WHAT YOU SHOULD DO: An exact copy of every entry is needed, with no images.

Stored items from a collection:
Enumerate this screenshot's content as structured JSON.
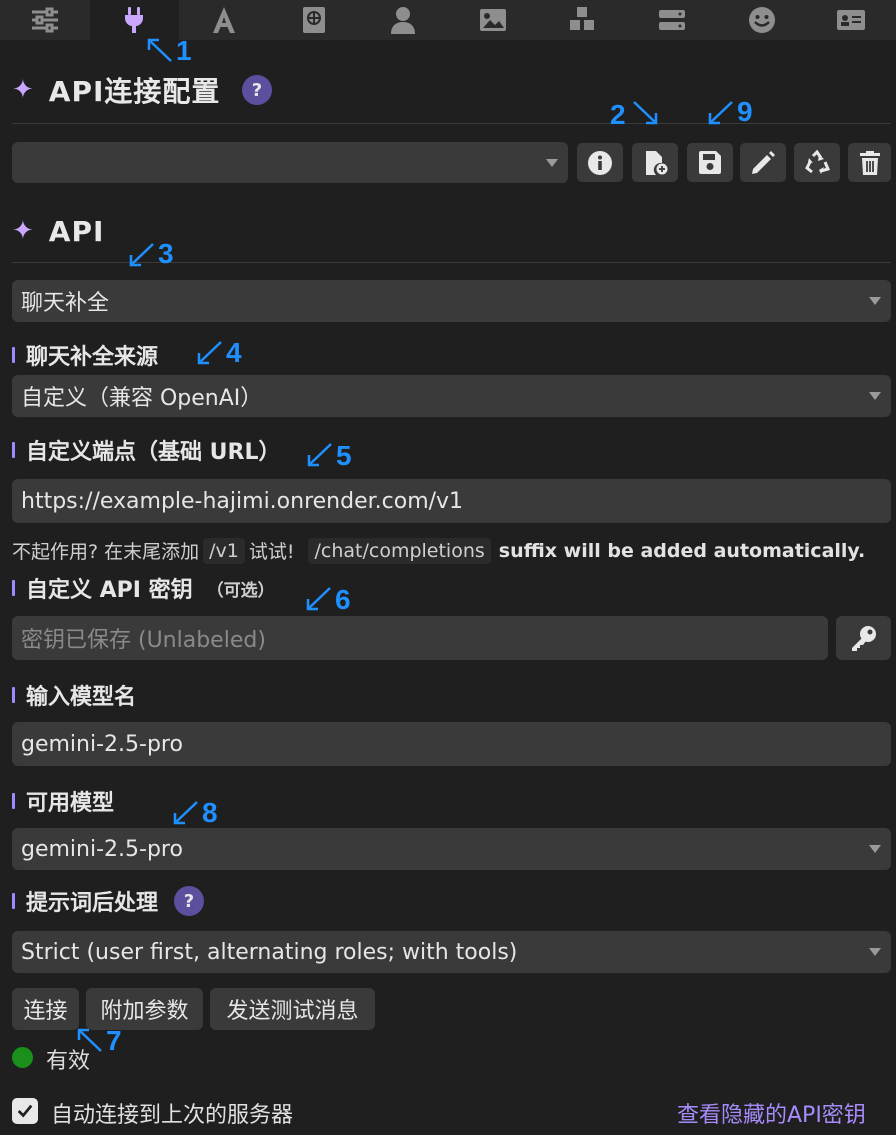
{
  "tabs": [
    {
      "icon": "sliders-icon"
    },
    {
      "icon": "plug-icon"
    },
    {
      "icon": "font-icon"
    },
    {
      "icon": "book-globe-icon"
    },
    {
      "icon": "user-icon"
    },
    {
      "icon": "image-icon"
    },
    {
      "icon": "cubes-icon"
    },
    {
      "icon": "server-icon"
    },
    {
      "icon": "smile-icon"
    },
    {
      "icon": "id-card-icon"
    }
  ],
  "api_connection": {
    "title": "API连接配置",
    "help": "?",
    "preset_value": ""
  },
  "api": {
    "title": "API",
    "type_value": "聊天补全"
  },
  "chat_source": {
    "label": "聊天补全来源",
    "value": "自定义（兼容 OpenAI）"
  },
  "endpoint": {
    "label": "自定义端点（基础 URL）",
    "value": "https://example-hajimi.onrender.com/v1"
  },
  "note": {
    "prefix": "不起作用? 在末尾添加",
    "code1": "/v1",
    "mid": "试试!",
    "code2": "/chat/completions",
    "suffix": "suffix will be added automatically."
  },
  "api_key": {
    "label": "自定义 API 密钥",
    "optional": "（可选）",
    "placeholder": "密钥已保存 (Unlabeled)"
  },
  "model_input": {
    "label": "输入模型名",
    "value": "gemini-2.5-pro"
  },
  "available_models": {
    "label": "可用模型",
    "value": "gemini-2.5-pro"
  },
  "prompt_post": {
    "label": "提示词后处理",
    "help": "?",
    "value": "Strict (user first, alternating roles; with tools)"
  },
  "buttons": {
    "connect": "连接",
    "extra_params": "附加参数",
    "send_test": "发送测试消息"
  },
  "status": {
    "text": "有效",
    "color": "#1a8f1a"
  },
  "auto_connect": {
    "label": "自动连接到上次的服务器",
    "checked": true
  },
  "hidden_keys_link": "查看隐藏的API密钥",
  "annotations": [
    "1",
    "2",
    "9",
    "3",
    "4",
    "5",
    "6",
    "8",
    "7"
  ],
  "colors": {
    "accent": "#9d8cff",
    "annotation": "#1e90ff",
    "link": "#a78bfa"
  }
}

SOLUTION FOR THIS EXERCISE:
Enumerate this screenshot's content as structured JSON.
{
  "tabs": [
    {
      "icon": "sliders-icon"
    },
    {
      "icon": "plug-icon"
    },
    {
      "icon": "font-icon"
    },
    {
      "icon": "book-globe-icon"
    },
    {
      "icon": "user-icon"
    },
    {
      "icon": "image-icon"
    },
    {
      "icon": "cubes-icon"
    },
    {
      "icon": "server-icon"
    },
    {
      "icon": "smile-icon"
    },
    {
      "icon": "id-card-icon"
    }
  ],
  "api_connection": {
    "title": "API连接配置",
    "help": "?",
    "preset_value": ""
  },
  "api": {
    "title": "API",
    "type_value": "聊天补全"
  },
  "chat_source": {
    "label": "聊天补全来源",
    "value": "自定义（兼容 OpenAI）"
  },
  "endpoint": {
    "label": "自定义端点（基础 URL）",
    "value": "https://example-hajimi.onrender.com/v1"
  },
  "note": {
    "prefix": "不起作用? 在末尾添加",
    "code1": "/v1",
    "mid": "试试!",
    "code2": "/chat/completions",
    "suffix": "suffix will be added automatically."
  },
  "api_key": {
    "label": "自定义 API 密钥",
    "optional": "（可选）",
    "placeholder": "密钥已保存 (Unlabeled)"
  },
  "model_input": {
    "label": "输入模型名",
    "value": "gemini-2.5-pro"
  },
  "available_models": {
    "label": "可用模型",
    "value": "gemini-2.5-pro"
  },
  "prompt_post": {
    "label": "提示词后处理",
    "help": "?",
    "value": "Strict (user first, alternating roles; with tools)"
  },
  "buttons": {
    "connect": "连接",
    "extra_params": "附加参数",
    "send_test": "发送测试消息"
  },
  "status": {
    "text": "有效",
    "color": "#1a8f1a"
  },
  "auto_connect": {
    "label": "自动连接到上次的服务器",
    "checked": true
  },
  "hidden_keys_link": "查看隐藏的API密钥",
  "annotations": [
    "1",
    "2",
    "9",
    "3",
    "4",
    "5",
    "6",
    "8",
    "7"
  ],
  "colors": {
    "accent": "#9d8cff",
    "annotation": "#1e90ff",
    "link": "#a78bfa"
  }
}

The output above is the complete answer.